= Exercise prompt =
Say how many lines of the material include "apps". Give the number without any other text.

= Dataset records =
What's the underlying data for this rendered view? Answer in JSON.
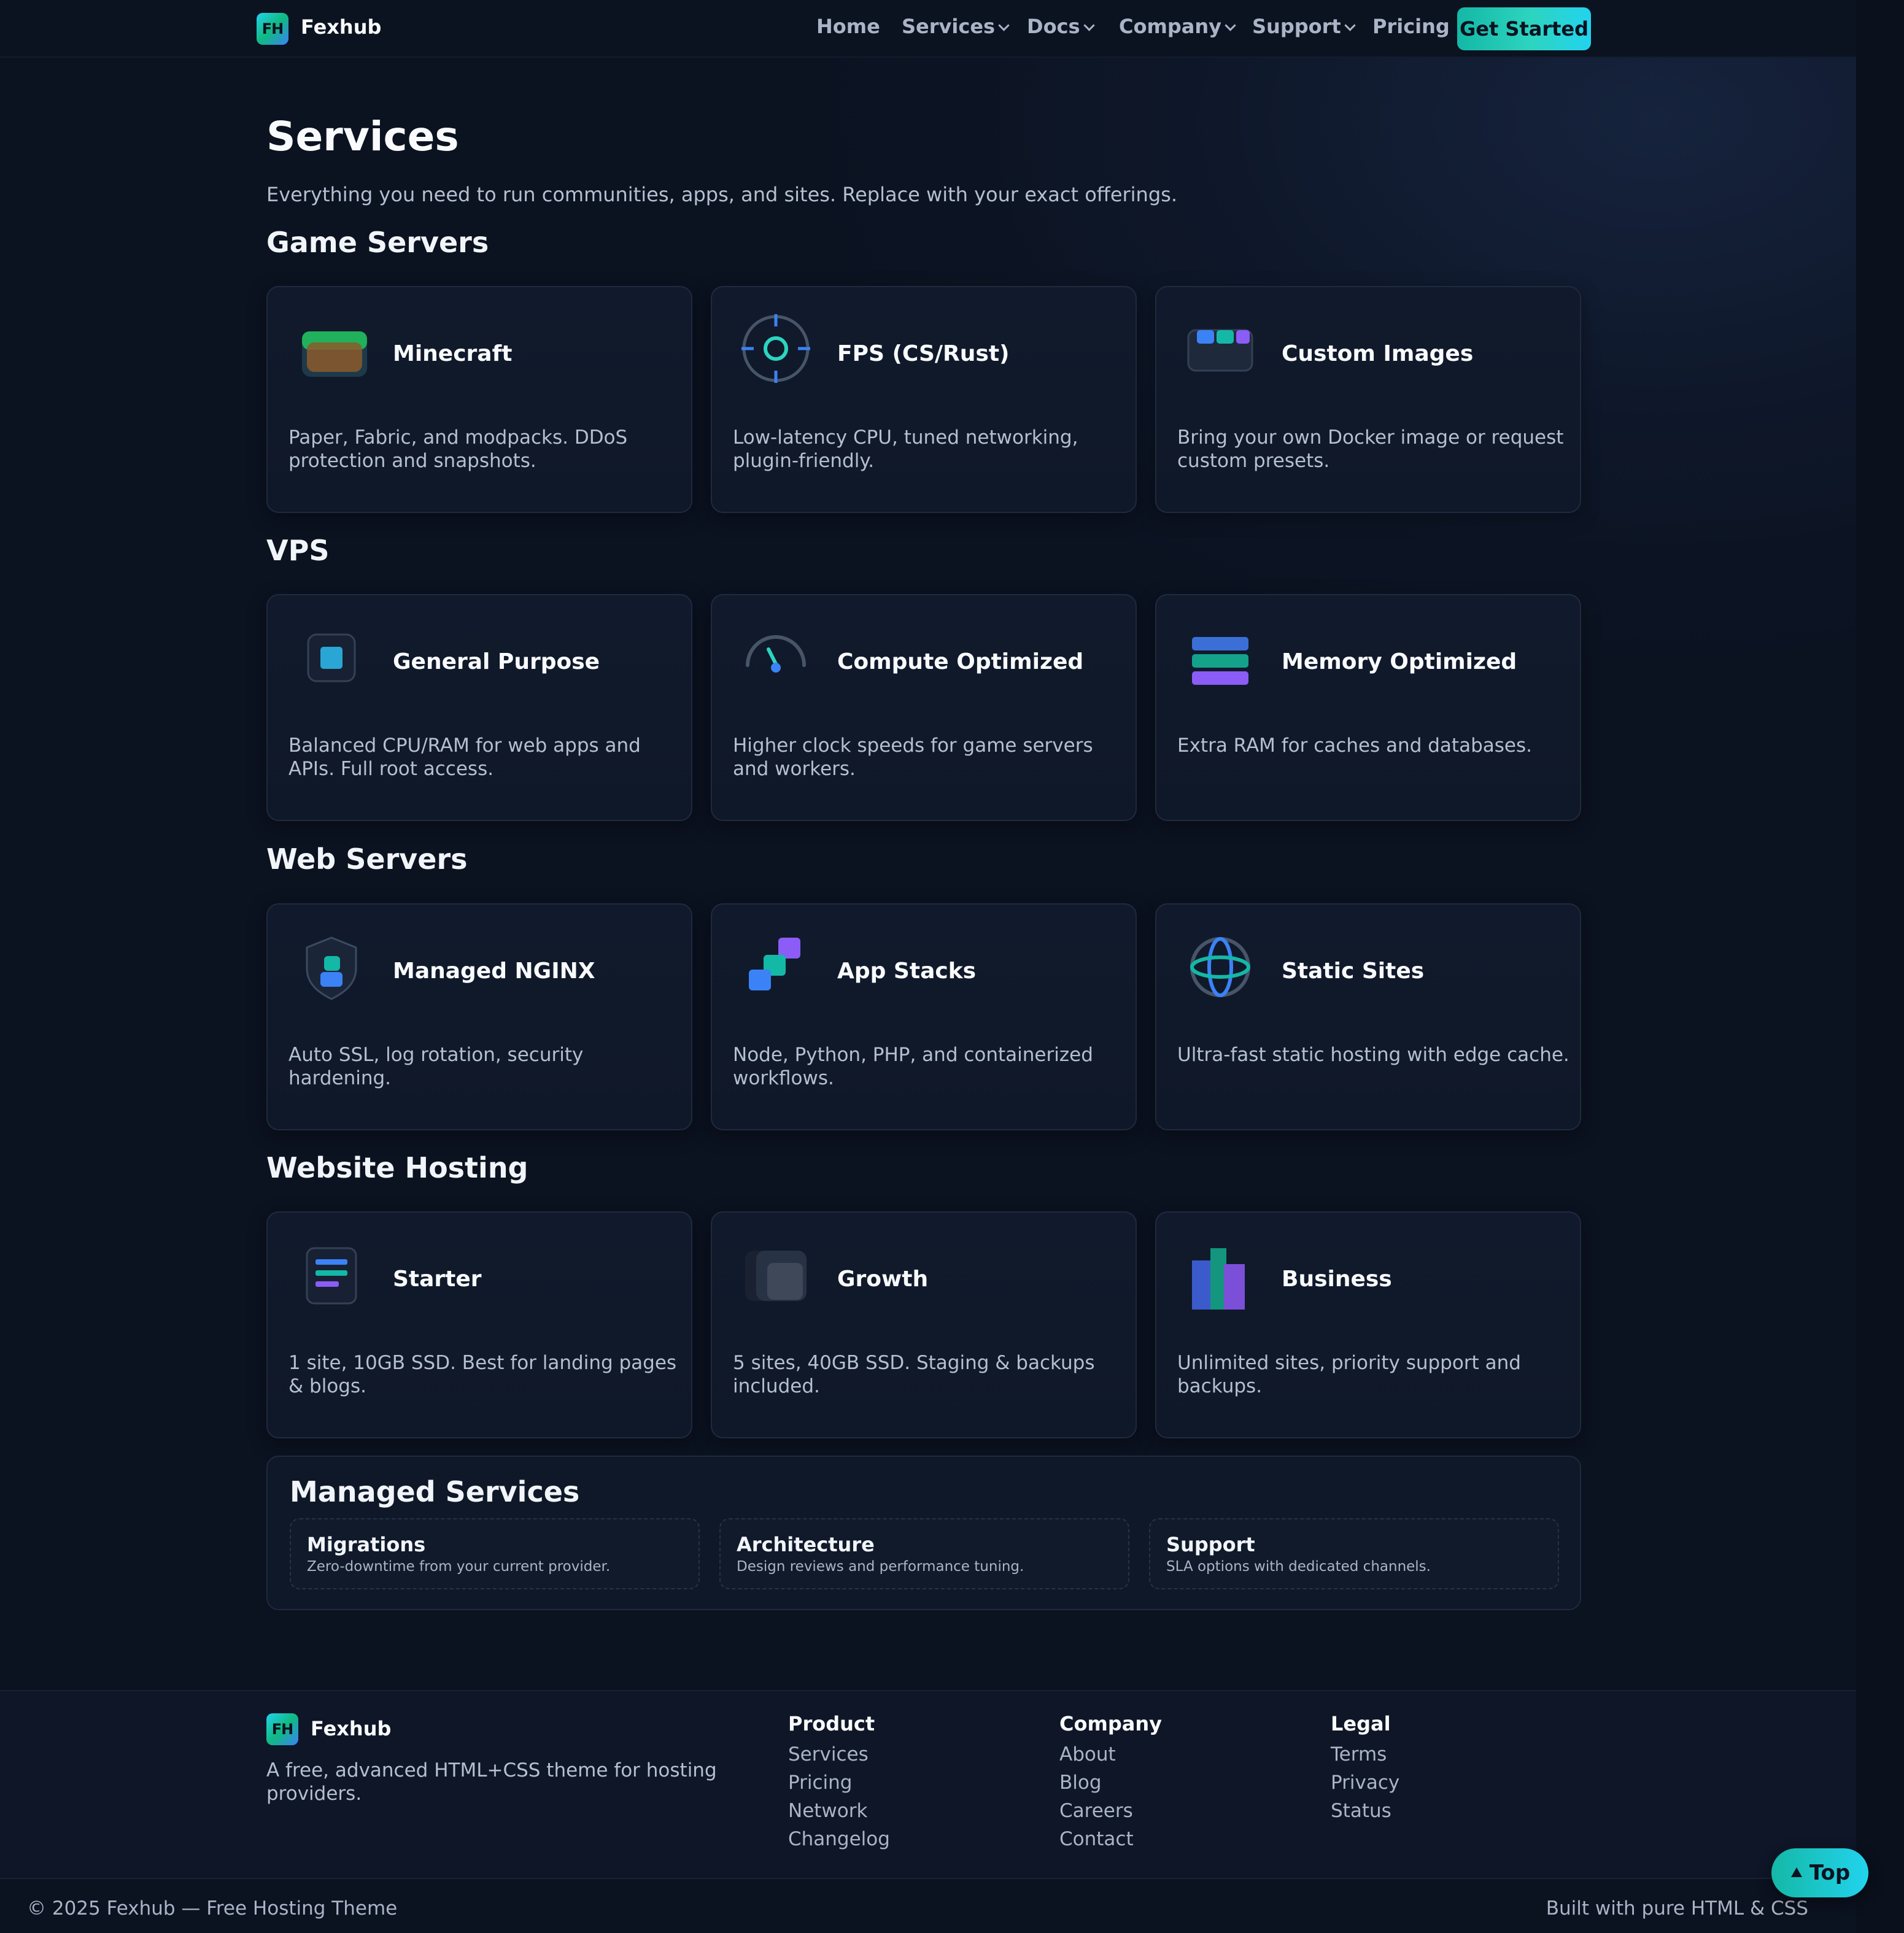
{
  "brand": {
    "mark": "FH",
    "name": "Fexhub"
  },
  "nav": {
    "links": [
      "Home",
      "Services",
      "Docs",
      "Company",
      "Support",
      "Pricing"
    ],
    "cta": "Get Started"
  },
  "page": {
    "title": "Services",
    "subtitle": "Everything you need to run communities, apps, and sites. Replace with your exact offerings."
  },
  "sections": [
    {
      "title": "Game Servers",
      "cards": [
        {
          "icon": "minecraft-block-icon",
          "title": "Minecraft",
          "desc": "Paper, Fabric, and modpacks. DDoS protection and snapshots."
        },
        {
          "icon": "crosshair-icon",
          "title": "FPS (CS/Rust)",
          "desc": "Low-latency CPU, tuned networking, plugin-friendly."
        },
        {
          "icon": "container-images-icon",
          "title": "Custom Images",
          "desc": "Bring your own Docker image or request custom presets."
        }
      ]
    },
    {
      "title": "VPS",
      "cards": [
        {
          "icon": "chip-icon",
          "title": "General Purpose",
          "desc": "Balanced CPU/RAM for web apps and APIs. Full root access."
        },
        {
          "icon": "gauge-icon",
          "title": "Compute Optimized",
          "desc": "Higher clock speeds for game servers and workers."
        },
        {
          "icon": "memory-stack-icon",
          "title": "Memory Optimized",
          "desc": "Extra RAM for caches and databases."
        }
      ]
    },
    {
      "title": "Web Servers",
      "cards": [
        {
          "icon": "shield-icon",
          "title": "Managed NGINX",
          "desc": "Auto SSL, log rotation, security hardening."
        },
        {
          "icon": "stacked-blocks-icon",
          "title": "App Stacks",
          "desc": "Node, Python, PHP, and containerized workflows."
        },
        {
          "icon": "globe-icon",
          "title": "Static Sites",
          "desc": "Ultra-fast static hosting with edge cache."
        }
      ]
    },
    {
      "title": "Website Hosting",
      "cards": [
        {
          "icon": "document-lines-icon",
          "title": "Starter",
          "desc": "1 site, 10GB SSD. Best for landing pages & blogs."
        },
        {
          "icon": "layered-squares-icon",
          "title": "Growth",
          "desc": "5 sites, 40GB SSD. Staging & backups included."
        },
        {
          "icon": "bar-chart-icon",
          "title": "Business",
          "desc": "Unlimited sites, priority support and backups."
        }
      ]
    }
  ],
  "managed": {
    "title": "Managed Services",
    "items": [
      {
        "title": "Migrations",
        "desc": "Zero-downtime from your current provider."
      },
      {
        "title": "Architecture",
        "desc": "Design reviews and performance tuning."
      },
      {
        "title": "Support",
        "desc": "SLA options with dedicated channels."
      }
    ]
  },
  "footer": {
    "tagline": "A free, advanced HTML+CSS theme for hosting providers.",
    "columns": [
      {
        "title": "Product",
        "links": [
          "Services",
          "Pricing",
          "Network",
          "Changelog"
        ]
      },
      {
        "title": "Company",
        "links": [
          "About",
          "Blog",
          "Careers",
          "Contact"
        ]
      },
      {
        "title": "Legal",
        "links": [
          "Terms",
          "Privacy",
          "Status"
        ]
      }
    ],
    "copyright": "© 2025 Fexhub — Free Hosting Theme",
    "built_with": "Built with pure HTML & CSS"
  },
  "top_button": {
    "icon": "arrow-up-icon",
    "label": "Top"
  },
  "colors": {
    "accent": "#2dd4bf",
    "blue": "#3b82f6",
    "purple": "#8b5cf6",
    "background": "#0b1220"
  }
}
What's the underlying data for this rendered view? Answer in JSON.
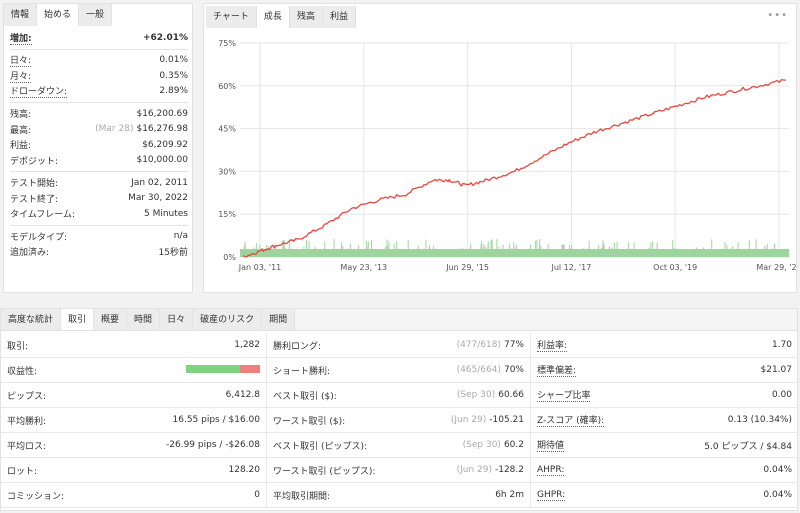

= Task solution =
2